Meiji Shrine can be a breath of fresh air for those navigating their way through Tokyo. In my opinion, it’s one of the most peaceful and tranquil areas in the whole city. A stark contrast to the built-up areas of Tokyo, you’ll find thousands of trees and plenty of open space to unwind. Upon leaving the shrine, you’ll feel reinvigorated and ready to conquer the rest of Tokyo’s sights.
Construction began in 1915 to honour the late Emperor Meiji and his wife Empress Shoken. The vast grounds and trees were paramount in creating a tranquil environment that to this day is able to block out the hustle and bustle of Tokyo. Over 110,000 trees have been donated from across Japan and abroad to create this massive forest. Furthermore, Meiji Shrine is located directly in the middle and features a simple yet stunning architectural presence.

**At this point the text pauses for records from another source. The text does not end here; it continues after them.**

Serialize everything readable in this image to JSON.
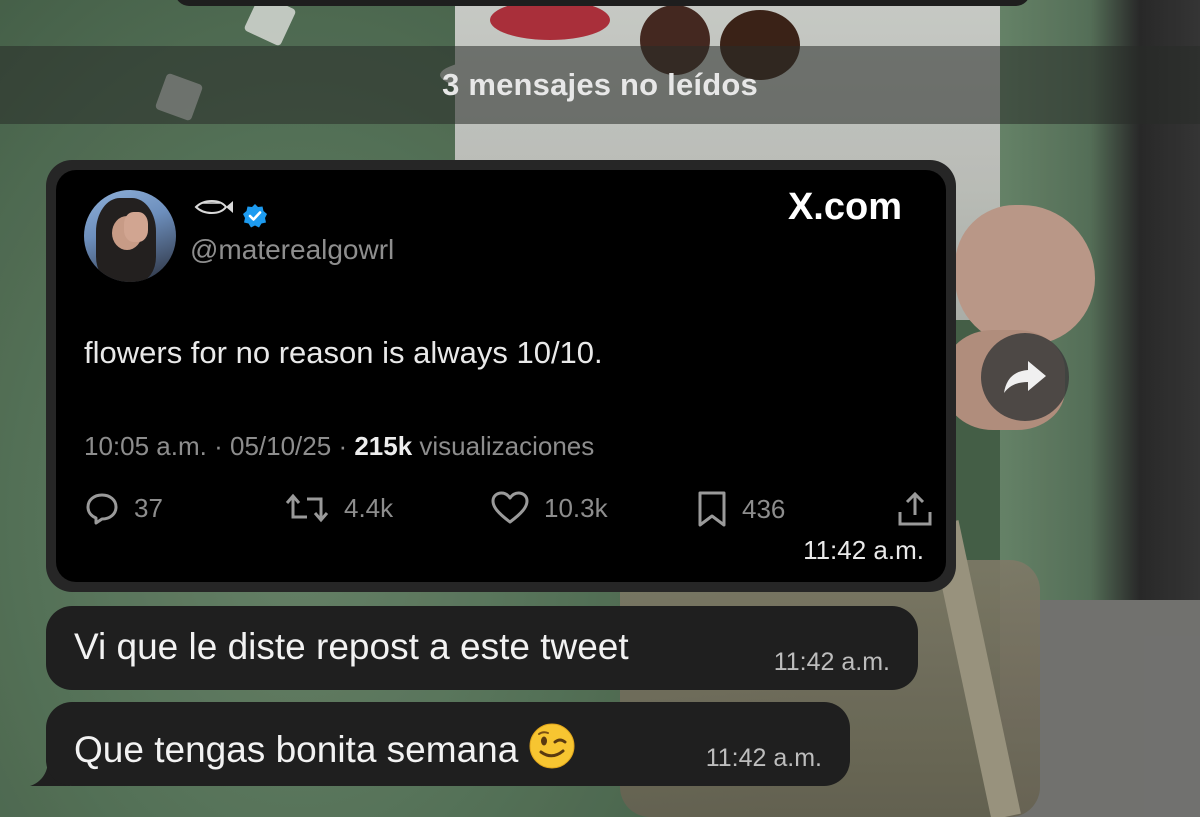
{
  "unread_banner": {
    "text": "3 mensajes no leídos"
  },
  "tweet_card": {
    "name_icon": "fish-icon",
    "verified_icon": "verified-badge-icon",
    "handle": "@materealgowrl",
    "source": "X.com",
    "text": "flowers for no reason is always 10/10.",
    "time": "10:05 a.m.",
    "date": "05/10/25",
    "views_count": "215k",
    "views_label": "visualizaciones",
    "replies": "37",
    "reposts": "4.4k",
    "likes": "10.3k",
    "bookmarks": "436",
    "sent_time": "11:42 a.m."
  },
  "messages": [
    {
      "text": "Vi que le diste repost a este tweet",
      "time": "11:42 a.m."
    },
    {
      "text": "Que tengas bonita semana",
      "emoji": "winking-face",
      "time": "11:42 a.m."
    }
  ],
  "colors": {
    "bubble": "#1f1f1f",
    "card": "#000000",
    "verified": "#1d9bf0",
    "muted": "#8d8d8d"
  }
}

Make a Wish at Meiji Shrine
Shinto worshipers have a tradition of writing wishes on small wooden plaques called emas and hanging them at shrines. Meiji is no different, the majority of visitors can be seen contemplating what to write on their plaque. It’s most common to ask for success on exams, good health or a successful marriage. An ema costs approximately $5. In addition, there are sharpies available to make sure that the gods can read your handwriting. Even if you don’t believe in wishes, purchasing a plaque provides the temple with a much-needed source of revenue. Without the support of visitors, beautiful shrines like Meiji would slowly deteriorate.

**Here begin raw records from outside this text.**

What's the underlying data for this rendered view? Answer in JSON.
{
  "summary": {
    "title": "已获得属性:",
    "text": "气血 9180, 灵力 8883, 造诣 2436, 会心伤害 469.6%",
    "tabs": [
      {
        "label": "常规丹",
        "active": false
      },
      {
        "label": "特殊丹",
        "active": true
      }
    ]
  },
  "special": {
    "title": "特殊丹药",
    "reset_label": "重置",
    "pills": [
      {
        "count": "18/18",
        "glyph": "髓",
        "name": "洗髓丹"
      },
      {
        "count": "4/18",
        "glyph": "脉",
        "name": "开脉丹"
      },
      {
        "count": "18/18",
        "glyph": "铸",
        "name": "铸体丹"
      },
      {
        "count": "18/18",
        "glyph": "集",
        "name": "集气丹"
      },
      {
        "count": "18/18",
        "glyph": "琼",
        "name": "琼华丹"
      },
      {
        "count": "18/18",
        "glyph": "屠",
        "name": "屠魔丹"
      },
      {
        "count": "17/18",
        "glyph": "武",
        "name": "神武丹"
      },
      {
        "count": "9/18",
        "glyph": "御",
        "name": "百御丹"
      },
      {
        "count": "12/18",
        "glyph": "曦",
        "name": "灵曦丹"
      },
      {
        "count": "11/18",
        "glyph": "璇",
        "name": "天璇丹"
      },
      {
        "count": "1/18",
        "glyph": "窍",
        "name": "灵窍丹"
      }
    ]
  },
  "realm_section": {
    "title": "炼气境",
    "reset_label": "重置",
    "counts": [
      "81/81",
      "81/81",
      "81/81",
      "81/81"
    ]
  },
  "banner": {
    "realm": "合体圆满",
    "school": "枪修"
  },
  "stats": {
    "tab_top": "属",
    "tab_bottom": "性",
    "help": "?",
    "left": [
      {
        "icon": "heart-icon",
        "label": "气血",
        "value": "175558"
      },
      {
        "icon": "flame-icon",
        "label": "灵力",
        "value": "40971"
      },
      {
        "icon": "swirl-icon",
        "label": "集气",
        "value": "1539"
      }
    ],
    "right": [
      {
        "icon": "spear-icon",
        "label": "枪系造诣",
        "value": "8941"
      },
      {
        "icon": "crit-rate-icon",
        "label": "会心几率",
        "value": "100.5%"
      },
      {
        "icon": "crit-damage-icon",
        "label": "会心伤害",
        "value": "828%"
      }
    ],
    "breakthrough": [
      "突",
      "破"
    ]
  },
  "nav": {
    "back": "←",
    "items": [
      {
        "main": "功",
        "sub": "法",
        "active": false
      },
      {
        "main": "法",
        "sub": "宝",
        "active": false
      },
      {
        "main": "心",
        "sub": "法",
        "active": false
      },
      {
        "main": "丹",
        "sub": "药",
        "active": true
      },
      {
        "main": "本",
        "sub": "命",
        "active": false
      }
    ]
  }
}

Now that you’ve made a wish, it’s time to explore some of Meiji’s other areas. For example, the forest plays home to a beautiful garden in the southern end and a treasure house in the north. You’ll probably want to stay here forever. However, if you’re ready to leave Meiji, the most popular attractions nearby are Shinjuku, Shibuya and Harajuku. I hope you’ve had a good rest because these places are crazy in the best of ways.

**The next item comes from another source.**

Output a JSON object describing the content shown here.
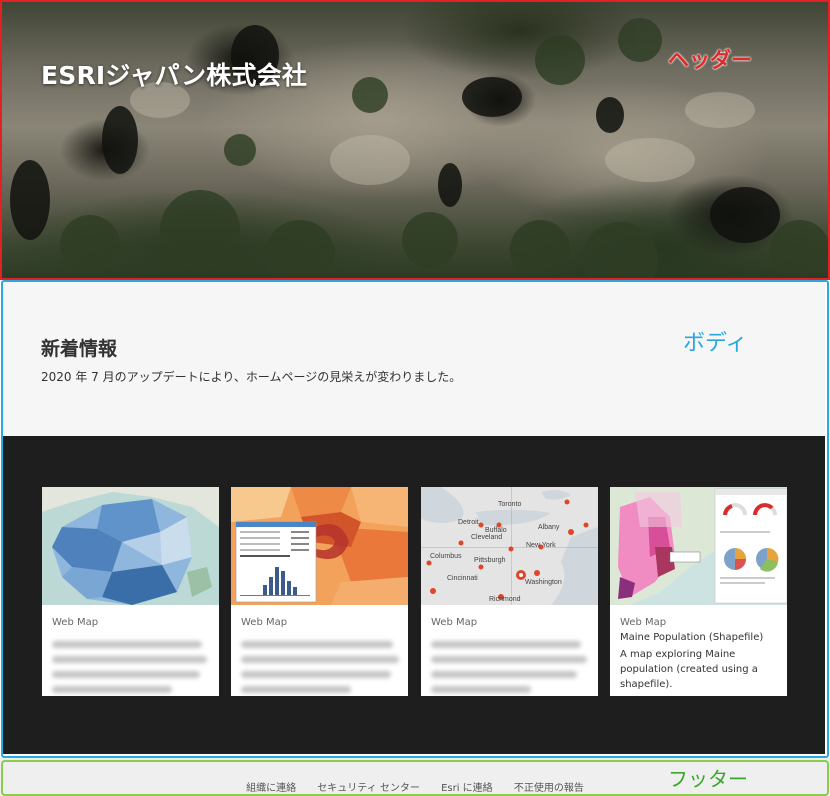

Thanks for reading, be sure to check out my Tokyo City Guide for more things to do.